Data extracted from a collection:
Content starts
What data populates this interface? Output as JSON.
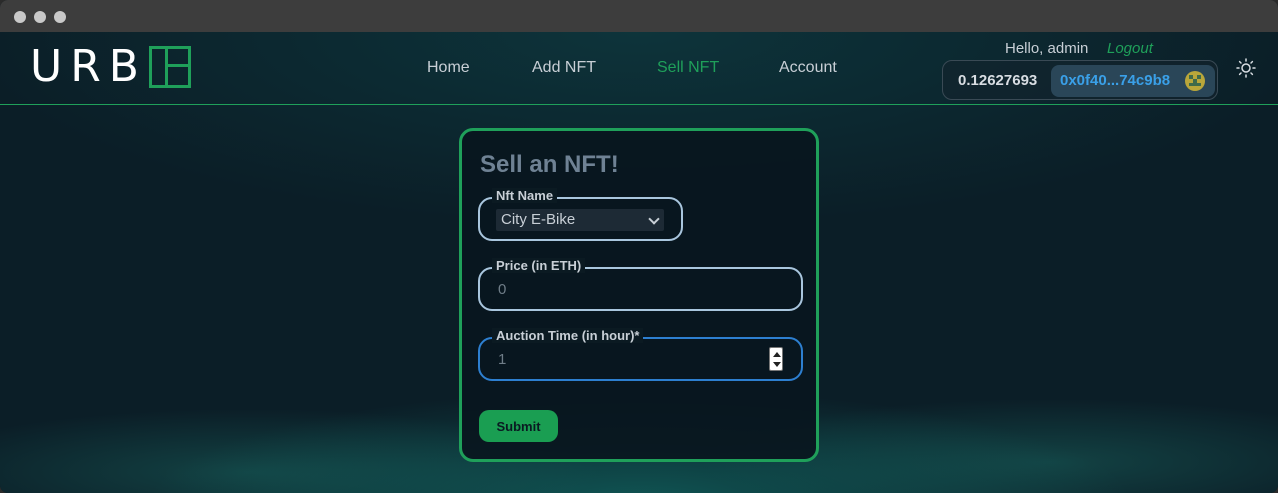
{
  "brand": {
    "logo_text": "URB",
    "accent_color": "#1fa05a"
  },
  "nav": {
    "links": [
      {
        "label": "Home",
        "active": false
      },
      {
        "label": "Add NFT",
        "active": false
      },
      {
        "label": "Sell NFT",
        "active": true
      },
      {
        "label": "Account",
        "active": false
      }
    ]
  },
  "user": {
    "greeting": "Hello, admin",
    "logout_label": "Logout"
  },
  "wallet": {
    "balance": "0.12627693",
    "address": "0x0f40...74c9b8",
    "avatar_icon": "identicon"
  },
  "theme_toggle": {
    "icon": "sun-icon"
  },
  "form": {
    "title": "Sell an NFT!",
    "nft_name": {
      "label": "Nft Name",
      "value": "City E-Bike"
    },
    "price": {
      "label": "Price (in ETH)",
      "placeholder": "0"
    },
    "auction_time": {
      "label": "Auction Time (in hour)*",
      "value": "1"
    },
    "submit_label": "Submit"
  }
}
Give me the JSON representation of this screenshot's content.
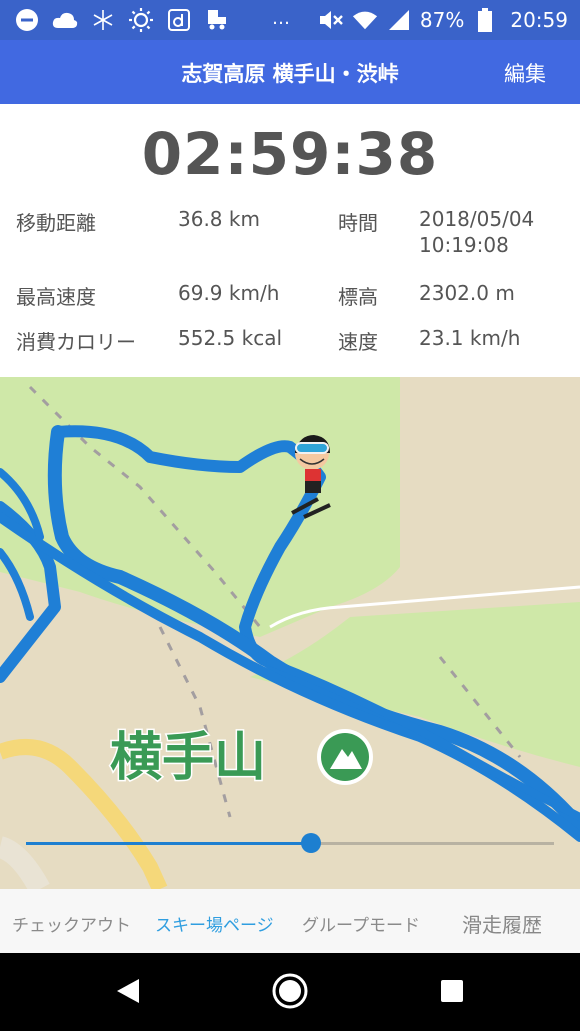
{
  "status_bar": {
    "battery_percent": "87%",
    "time": "20:59",
    "overflow": "…"
  },
  "app_bar": {
    "title": "志賀高原 横手山・渋峠",
    "edit_label": "編集"
  },
  "session": {
    "elapsed": "02:59:38",
    "stats": [
      {
        "label": "移動距離",
        "value": "36.8 km"
      },
      {
        "label": "時間",
        "value": "2018/05/04"
      },
      {
        "label": "",
        "value": "10:19:08"
      },
      {
        "label": "最高速度",
        "value": "69.9 km/h"
      },
      {
        "label": "標高",
        "value": "2302.0 m"
      },
      {
        "label": "消費カロリー",
        "value": "552.5 kcal"
      },
      {
        "label": "速度",
        "value": "23.1 km/h"
      }
    ]
  },
  "map": {
    "place_label": "横手山",
    "playback_progress": 0.54,
    "colors": {
      "land": "#e6dcc2",
      "park": "#cfe8a8",
      "track": "#1f7fd6",
      "road": "#f5d87a",
      "place_text": "#3a9a55"
    }
  },
  "tabs": [
    {
      "label": "チェックアウト",
      "active": false
    },
    {
      "label": "スキー場ページ",
      "active": true
    },
    {
      "label": "グループモード",
      "active": false
    },
    {
      "label": "滑走履歴",
      "active": false
    }
  ],
  "icons": [
    "dnd-icon",
    "cloud-icon",
    "snowflake-icon",
    "sun-icon",
    "d-app-icon",
    "truck-icon",
    "mute-icon",
    "wifi-icon",
    "signal-icon",
    "battery-icon",
    "mountain-icon",
    "skier-avatar-icon",
    "back-icon",
    "home-icon",
    "recents-icon"
  ]
}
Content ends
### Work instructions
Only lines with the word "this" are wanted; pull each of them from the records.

### Exercise solution
What data populates this interface? Output as JSON.
Give me the JSON representation of this screenshot's content.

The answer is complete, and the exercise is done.